• Data excerpts
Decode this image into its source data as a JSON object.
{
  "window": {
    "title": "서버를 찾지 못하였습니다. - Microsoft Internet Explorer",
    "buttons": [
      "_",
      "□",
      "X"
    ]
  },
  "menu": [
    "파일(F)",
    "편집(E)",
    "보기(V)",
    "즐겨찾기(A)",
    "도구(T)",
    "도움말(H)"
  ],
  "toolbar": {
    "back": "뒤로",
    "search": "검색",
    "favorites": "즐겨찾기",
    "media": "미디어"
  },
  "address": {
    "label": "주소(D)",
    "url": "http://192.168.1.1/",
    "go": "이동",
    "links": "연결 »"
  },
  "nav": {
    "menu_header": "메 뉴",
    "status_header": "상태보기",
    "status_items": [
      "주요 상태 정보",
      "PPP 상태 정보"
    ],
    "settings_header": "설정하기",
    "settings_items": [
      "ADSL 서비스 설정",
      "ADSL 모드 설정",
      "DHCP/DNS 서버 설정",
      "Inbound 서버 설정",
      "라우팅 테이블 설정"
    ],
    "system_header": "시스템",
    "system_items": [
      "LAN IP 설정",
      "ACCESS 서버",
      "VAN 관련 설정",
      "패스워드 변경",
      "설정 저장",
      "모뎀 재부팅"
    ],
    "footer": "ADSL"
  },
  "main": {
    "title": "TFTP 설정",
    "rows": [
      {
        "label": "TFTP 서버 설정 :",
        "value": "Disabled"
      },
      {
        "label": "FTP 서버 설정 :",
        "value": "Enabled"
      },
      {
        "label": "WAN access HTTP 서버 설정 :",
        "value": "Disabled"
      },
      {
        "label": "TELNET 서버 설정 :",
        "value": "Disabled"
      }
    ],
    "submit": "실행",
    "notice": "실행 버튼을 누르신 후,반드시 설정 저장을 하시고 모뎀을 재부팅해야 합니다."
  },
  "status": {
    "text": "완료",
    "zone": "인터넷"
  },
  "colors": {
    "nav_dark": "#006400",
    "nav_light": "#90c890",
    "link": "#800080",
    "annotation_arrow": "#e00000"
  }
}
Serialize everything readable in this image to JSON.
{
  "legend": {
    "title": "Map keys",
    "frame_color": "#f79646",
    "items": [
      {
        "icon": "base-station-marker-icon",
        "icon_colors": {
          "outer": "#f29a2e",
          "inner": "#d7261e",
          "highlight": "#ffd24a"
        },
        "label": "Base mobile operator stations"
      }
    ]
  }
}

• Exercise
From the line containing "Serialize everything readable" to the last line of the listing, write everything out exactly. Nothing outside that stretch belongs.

• Solution
Serialize everything readable in this image to JSON.
{
  "legend": {
    "title": "Map keys",
    "frame_color": "#f79646",
    "items": [
      {
        "icon": "base-station-marker-icon",
        "icon_colors": {
          "outer": "#f29a2e",
          "inner": "#d7261e",
          "highlight": "#ffd24a"
        },
        "label": "Base mobile operator stations"
      }
    ]
  }
}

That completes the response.